GenZ has become the largest generation (since millennials and baby boomers respectively), and they have unprecedented access to just about anything online and with that, there is a pressing need to teach youth to use tech for good and educate them about navigating their digital footprint, to question who they want to/will be online, their reputation etc. For this they need to develop DQ, digital citizenship which ensures responsible technology usage; essential to helping students achieve and understand digital literacy, as well as ensuring cyberbullying prevention, online safety, digital health, etc.

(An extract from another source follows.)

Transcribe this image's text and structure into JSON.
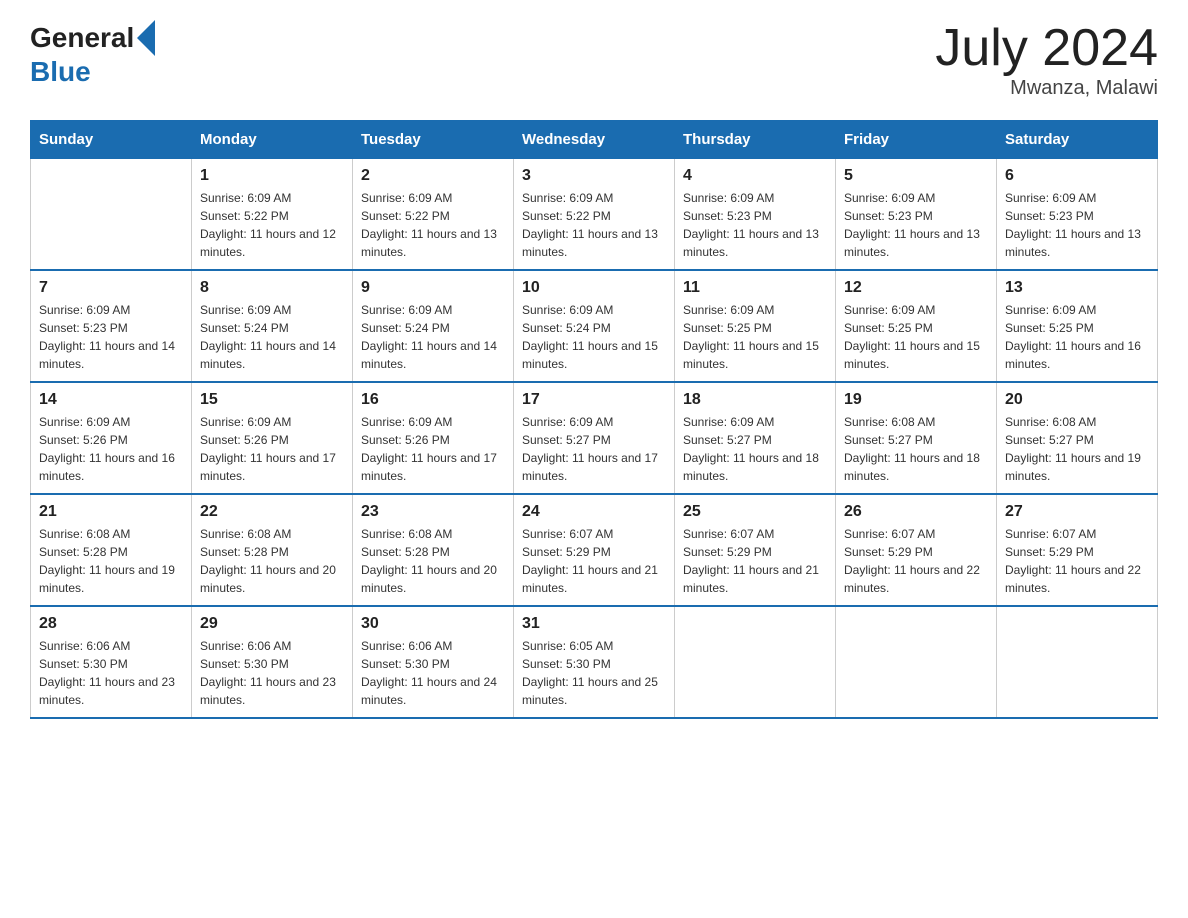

Given the blended models of education which emerged during the closed borders of the pandemic, it’s clear that business models of education need to adapt as students gravitate towards the flexibility of anytime, anywhere vs the traditional student faculty model. We can now expand the reach of access to education to the very people who are going to build our economy and become our future leaders.
However, the social and emotional challenges that emerge from misuse of technology change faster than teachers or parents can manage, and we need to educate our students about the ever-changing risks associated with technology. While institutions of education are trying their best to keep up, I believe the private sector needs to support their endeavours.
This is why I’m a digital media literacy advocate for programs that empower students to minimise their risk online by teaching them about online privacy (settings), cyber security, and bullying. Targeting tight niches of age groups building trust and triggering different thinking at each stage of their digital footprint enables them to better understand what the real online threats and dangers are. With that understanding, learners (parents and teachers) are able to make better and more informed choices to ensure their online safety and security, while being mindful of the mental health challenges (and opportunities), as we move into the era of the metaverse.